=== Directions ===
Which lines of the data contain the string "title"? Copy every one.
═══
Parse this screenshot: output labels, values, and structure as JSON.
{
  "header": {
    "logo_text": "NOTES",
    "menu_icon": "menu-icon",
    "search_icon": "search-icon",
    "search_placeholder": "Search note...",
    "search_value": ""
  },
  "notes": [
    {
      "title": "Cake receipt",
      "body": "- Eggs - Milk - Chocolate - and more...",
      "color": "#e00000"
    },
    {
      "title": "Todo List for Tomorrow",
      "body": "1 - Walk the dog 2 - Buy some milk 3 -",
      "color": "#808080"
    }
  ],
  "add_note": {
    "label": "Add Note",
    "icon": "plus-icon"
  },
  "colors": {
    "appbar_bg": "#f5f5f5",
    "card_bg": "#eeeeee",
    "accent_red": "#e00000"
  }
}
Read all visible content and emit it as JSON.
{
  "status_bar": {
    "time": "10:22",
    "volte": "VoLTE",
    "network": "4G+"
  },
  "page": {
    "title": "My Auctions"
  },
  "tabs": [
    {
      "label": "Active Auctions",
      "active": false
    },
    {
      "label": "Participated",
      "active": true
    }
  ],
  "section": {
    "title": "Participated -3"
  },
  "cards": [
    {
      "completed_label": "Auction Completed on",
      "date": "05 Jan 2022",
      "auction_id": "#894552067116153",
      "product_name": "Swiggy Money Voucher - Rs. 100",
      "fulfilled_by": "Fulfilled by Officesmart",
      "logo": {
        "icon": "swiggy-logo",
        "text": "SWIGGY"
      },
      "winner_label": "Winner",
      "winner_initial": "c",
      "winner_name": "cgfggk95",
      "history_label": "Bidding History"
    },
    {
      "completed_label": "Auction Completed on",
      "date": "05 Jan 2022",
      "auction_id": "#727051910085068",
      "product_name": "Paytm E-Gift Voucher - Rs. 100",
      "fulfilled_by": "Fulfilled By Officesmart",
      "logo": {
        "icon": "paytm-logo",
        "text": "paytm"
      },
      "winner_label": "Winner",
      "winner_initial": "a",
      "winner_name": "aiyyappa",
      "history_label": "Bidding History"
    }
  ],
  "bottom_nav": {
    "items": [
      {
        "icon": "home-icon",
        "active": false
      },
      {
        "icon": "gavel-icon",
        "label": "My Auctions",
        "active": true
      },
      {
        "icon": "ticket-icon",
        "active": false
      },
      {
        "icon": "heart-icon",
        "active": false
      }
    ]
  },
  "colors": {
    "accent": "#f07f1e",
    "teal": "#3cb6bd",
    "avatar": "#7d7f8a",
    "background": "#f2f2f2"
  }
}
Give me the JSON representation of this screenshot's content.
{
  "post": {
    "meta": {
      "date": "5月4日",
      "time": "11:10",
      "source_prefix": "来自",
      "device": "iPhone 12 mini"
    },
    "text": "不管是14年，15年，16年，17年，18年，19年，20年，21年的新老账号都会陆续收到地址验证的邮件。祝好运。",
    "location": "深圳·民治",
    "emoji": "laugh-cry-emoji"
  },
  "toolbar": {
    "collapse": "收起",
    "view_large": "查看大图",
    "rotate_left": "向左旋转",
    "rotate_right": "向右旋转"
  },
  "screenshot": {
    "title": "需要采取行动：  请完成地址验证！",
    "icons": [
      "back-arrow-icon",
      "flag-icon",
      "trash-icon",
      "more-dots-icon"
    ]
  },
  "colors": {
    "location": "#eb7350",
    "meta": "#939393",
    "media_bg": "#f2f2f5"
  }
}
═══
=== Answer below ===
      "title": "Cake receipt",
      "title": "Todo List for Tomorrow",
    "title": "My Auctions"
    "title": "Participated -3"
    "title": "需要采取行动：  请完成地址验证！",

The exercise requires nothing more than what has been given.